* Instructions to follow: The output should be every line below, retyped exactly, with no images.

Supplied entries Block Start

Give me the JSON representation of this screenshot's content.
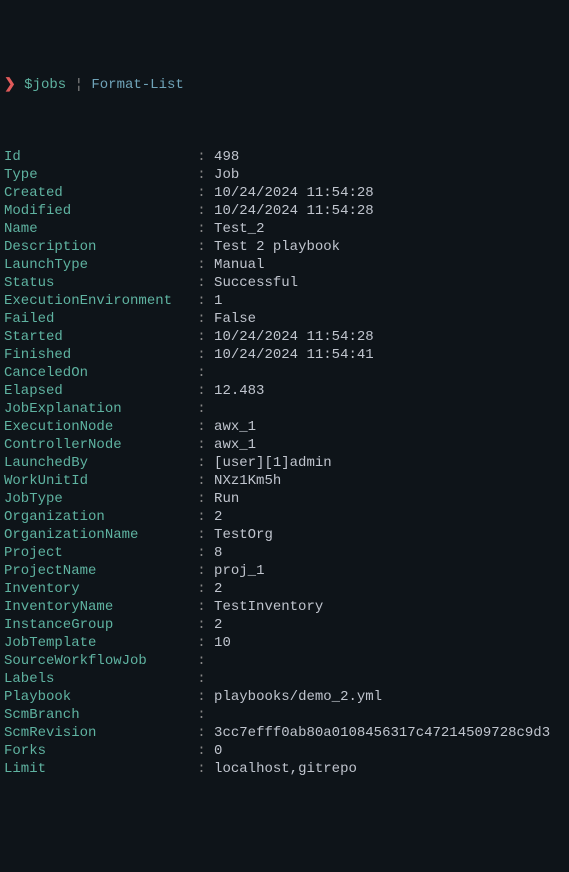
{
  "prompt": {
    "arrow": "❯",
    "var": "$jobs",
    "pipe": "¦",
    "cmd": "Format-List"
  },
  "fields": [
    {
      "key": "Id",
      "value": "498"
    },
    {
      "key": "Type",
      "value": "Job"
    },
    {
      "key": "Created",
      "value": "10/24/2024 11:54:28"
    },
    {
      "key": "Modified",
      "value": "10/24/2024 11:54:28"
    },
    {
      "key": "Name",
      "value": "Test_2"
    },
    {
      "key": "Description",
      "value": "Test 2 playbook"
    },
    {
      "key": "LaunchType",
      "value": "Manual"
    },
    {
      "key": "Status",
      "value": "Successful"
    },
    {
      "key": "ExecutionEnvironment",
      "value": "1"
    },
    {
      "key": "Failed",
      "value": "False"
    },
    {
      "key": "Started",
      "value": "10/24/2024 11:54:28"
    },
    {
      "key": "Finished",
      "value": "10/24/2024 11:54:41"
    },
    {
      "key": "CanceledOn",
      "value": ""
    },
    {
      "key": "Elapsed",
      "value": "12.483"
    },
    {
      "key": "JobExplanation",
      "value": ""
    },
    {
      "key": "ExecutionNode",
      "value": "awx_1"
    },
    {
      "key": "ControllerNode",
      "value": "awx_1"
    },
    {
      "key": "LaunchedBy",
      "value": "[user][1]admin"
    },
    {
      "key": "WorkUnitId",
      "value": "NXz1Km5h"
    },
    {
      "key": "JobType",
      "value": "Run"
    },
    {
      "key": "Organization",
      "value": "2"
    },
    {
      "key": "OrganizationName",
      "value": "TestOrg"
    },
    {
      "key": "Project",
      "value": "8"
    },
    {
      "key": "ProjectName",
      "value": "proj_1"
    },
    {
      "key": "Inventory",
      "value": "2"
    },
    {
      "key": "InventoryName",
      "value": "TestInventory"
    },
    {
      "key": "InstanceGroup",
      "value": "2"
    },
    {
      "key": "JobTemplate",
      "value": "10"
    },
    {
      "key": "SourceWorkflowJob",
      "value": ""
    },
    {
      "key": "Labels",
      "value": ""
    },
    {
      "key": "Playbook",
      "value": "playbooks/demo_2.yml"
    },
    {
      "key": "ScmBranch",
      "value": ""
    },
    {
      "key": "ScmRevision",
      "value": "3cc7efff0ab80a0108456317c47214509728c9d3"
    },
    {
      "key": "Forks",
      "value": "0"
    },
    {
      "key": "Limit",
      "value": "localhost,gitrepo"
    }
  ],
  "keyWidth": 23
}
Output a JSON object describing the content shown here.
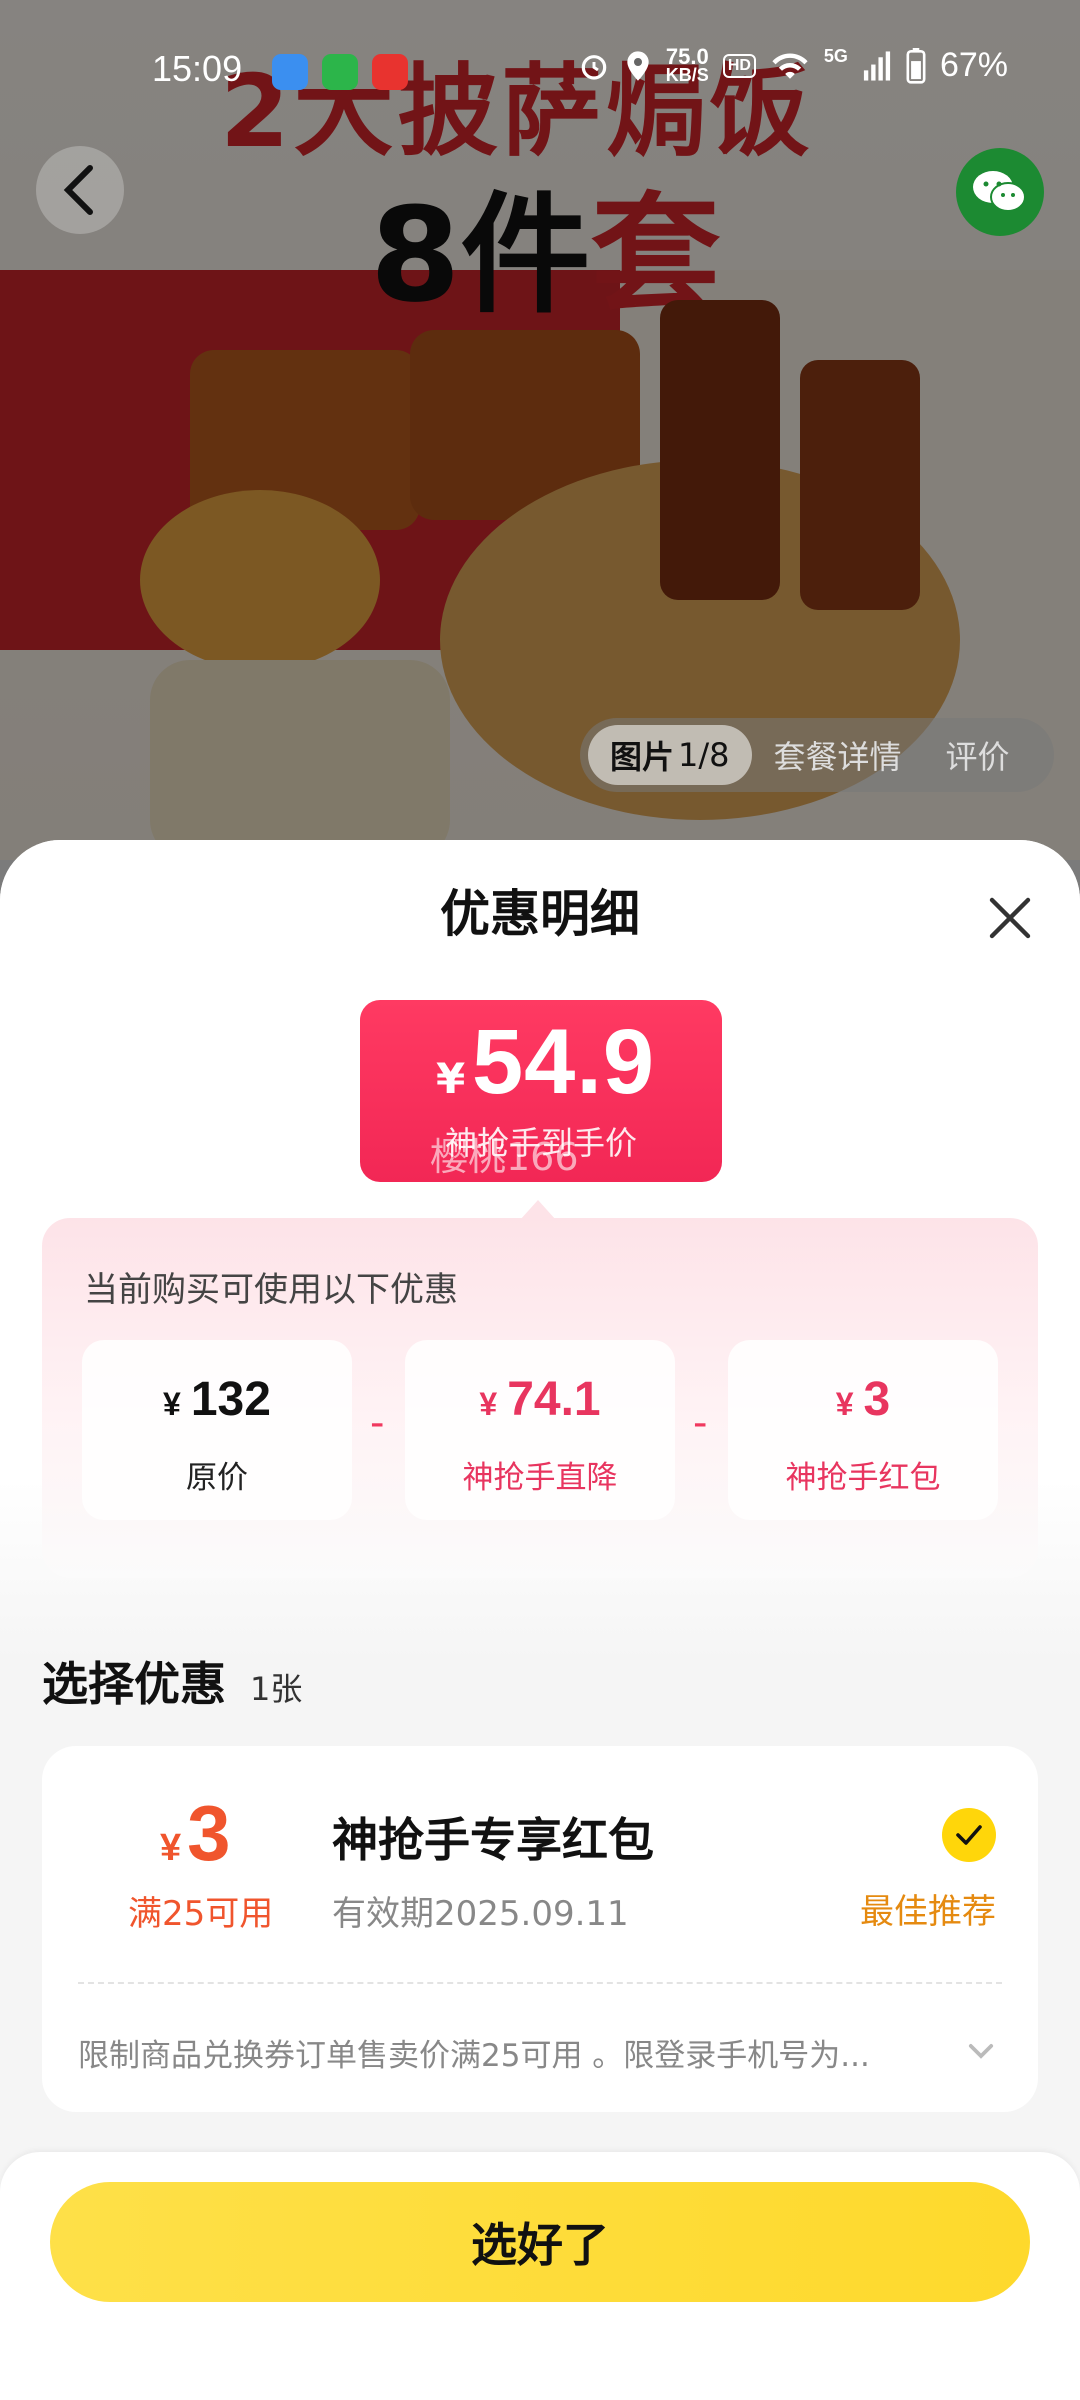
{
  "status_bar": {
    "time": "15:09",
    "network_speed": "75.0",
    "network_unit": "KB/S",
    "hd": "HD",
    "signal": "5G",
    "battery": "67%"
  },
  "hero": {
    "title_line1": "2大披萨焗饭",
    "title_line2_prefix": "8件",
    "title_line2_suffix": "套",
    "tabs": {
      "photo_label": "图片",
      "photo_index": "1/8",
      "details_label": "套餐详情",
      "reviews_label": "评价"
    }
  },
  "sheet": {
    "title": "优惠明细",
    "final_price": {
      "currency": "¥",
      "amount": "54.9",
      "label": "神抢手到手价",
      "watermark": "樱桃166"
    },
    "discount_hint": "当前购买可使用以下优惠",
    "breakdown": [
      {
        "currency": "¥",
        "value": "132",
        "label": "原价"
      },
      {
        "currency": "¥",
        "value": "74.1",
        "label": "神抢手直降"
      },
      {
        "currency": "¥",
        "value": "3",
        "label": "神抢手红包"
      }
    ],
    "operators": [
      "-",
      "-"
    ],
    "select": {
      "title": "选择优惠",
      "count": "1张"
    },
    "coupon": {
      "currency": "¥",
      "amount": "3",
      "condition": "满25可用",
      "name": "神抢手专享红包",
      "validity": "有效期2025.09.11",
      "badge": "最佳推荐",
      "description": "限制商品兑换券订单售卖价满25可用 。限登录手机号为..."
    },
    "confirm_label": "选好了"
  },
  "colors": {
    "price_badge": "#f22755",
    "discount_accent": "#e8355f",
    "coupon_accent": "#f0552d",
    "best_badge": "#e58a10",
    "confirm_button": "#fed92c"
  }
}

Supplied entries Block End

* Answer for the task:
Give me the JSON representation of this screenshot's content.
{
  "prompt": {
    "arrow": "❯",
    "var": "$jobs",
    "pipe": "¦",
    "cmd": "Format-List"
  },
  "fields": [
    {
      "key": "Id",
      "value": "498"
    },
    {
      "key": "Type",
      "value": "Job"
    },
    {
      "key": "Created",
      "value": "10/24/2024 11:54:28"
    },
    {
      "key": "Modified",
      "value": "10/24/2024 11:54:28"
    },
    {
      "key": "Name",
      "value": "Test_2"
    },
    {
      "key": "Description",
      "value": "Test 2 playbook"
    },
    {
      "key": "LaunchType",
      "value": "Manual"
    },
    {
      "key": "Status",
      "value": "Successful"
    },
    {
      "key": "ExecutionEnvironment",
      "value": "1"
    },
    {
      "key": "Failed",
      "value": "False"
    },
    {
      "key": "Started",
      "value": "10/24/2024 11:54:28"
    },
    {
      "key": "Finished",
      "value": "10/24/2024 11:54:41"
    },
    {
      "key": "CanceledOn",
      "value": ""
    },
    {
      "key": "Elapsed",
      "value": "12.483"
    },
    {
      "key": "JobExplanation",
      "value": ""
    },
    {
      "key": "ExecutionNode",
      "value": "awx_1"
    },
    {
      "key": "ControllerNode",
      "value": "awx_1"
    },
    {
      "key": "LaunchedBy",
      "value": "[user][1]admin"
    },
    {
      "key": "WorkUnitId",
      "value": "NXz1Km5h"
    },
    {
      "key": "JobType",
      "value": "Run"
    },
    {
      "key": "Organization",
      "value": "2"
    },
    {
      "key": "OrganizationName",
      "value": "TestOrg"
    },
    {
      "key": "Project",
      "value": "8"
    },
    {
      "key": "ProjectName",
      "value": "proj_1"
    },
    {
      "key": "Inventory",
      "value": "2"
    },
    {
      "key": "InventoryName",
      "value": "TestInventory"
    },
    {
      "key": "InstanceGroup",
      "value": "2"
    },
    {
      "key": "JobTemplate",
      "value": "10"
    },
    {
      "key": "SourceWorkflowJob",
      "value": ""
    },
    {
      "key": "Labels",
      "value": ""
    },
    {
      "key": "Playbook",
      "value": "playbooks/demo_2.yml"
    },
    {
      "key": "ScmBranch",
      "value": ""
    },
    {
      "key": "ScmRevision",
      "value": "3cc7efff0ab80a0108456317c47214509728c9d3"
    },
    {
      "key": "Forks",
      "value": "0"
    },
    {
      "key": "Limit",
      "value": "localhost,gitrepo"
    }
  ],
  "keyWidth": 23
}
Output a JSON object describing the content shown here.
{
  "status_bar": {
    "time": "15:09",
    "network_speed": "75.0",
    "network_unit": "KB/S",
    "hd": "HD",
    "signal": "5G",
    "battery": "67%"
  },
  "hero": {
    "title_line1": "2大披萨焗饭",
    "title_line2_prefix": "8件",
    "title_line2_suffix": "套",
    "tabs": {
      "photo_label": "图片",
      "photo_index": "1/8",
      "details_label": "套餐详情",
      "reviews_label": "评价"
    }
  },
  "sheet": {
    "title": "优惠明细",
    "final_price": {
      "currency": "¥",
      "amount": "54.9",
      "label": "神抢手到手价",
      "watermark": "樱桃166"
    },
    "discount_hint": "当前购买可使用以下优惠",
    "breakdown": [
      {
        "currency": "¥",
        "value": "132",
        "label": "原价"
      },
      {
        "currency": "¥",
        "value": "74.1",
        "label": "神抢手直降"
      },
      {
        "currency": "¥",
        "value": "3",
        "label": "神抢手红包"
      }
    ],
    "operators": [
      "-",
      "-"
    ],
    "select": {
      "title": "选择优惠",
      "count": "1张"
    },
    "coupon": {
      "currency": "¥",
      "amount": "3",
      "condition": "满25可用",
      "name": "神抢手专享红包",
      "validity": "有效期2025.09.11",
      "badge": "最佳推荐",
      "description": "限制商品兑换券订单售卖价满25可用 。限登录手机号为..."
    },
    "confirm_label": "选好了"
  },
  "colors": {
    "price_badge": "#f22755",
    "discount_accent": "#e8355f",
    "coupon_accent": "#f0552d",
    "best_badge": "#e58a10",
    "confirm_button": "#fed92c"
  }
}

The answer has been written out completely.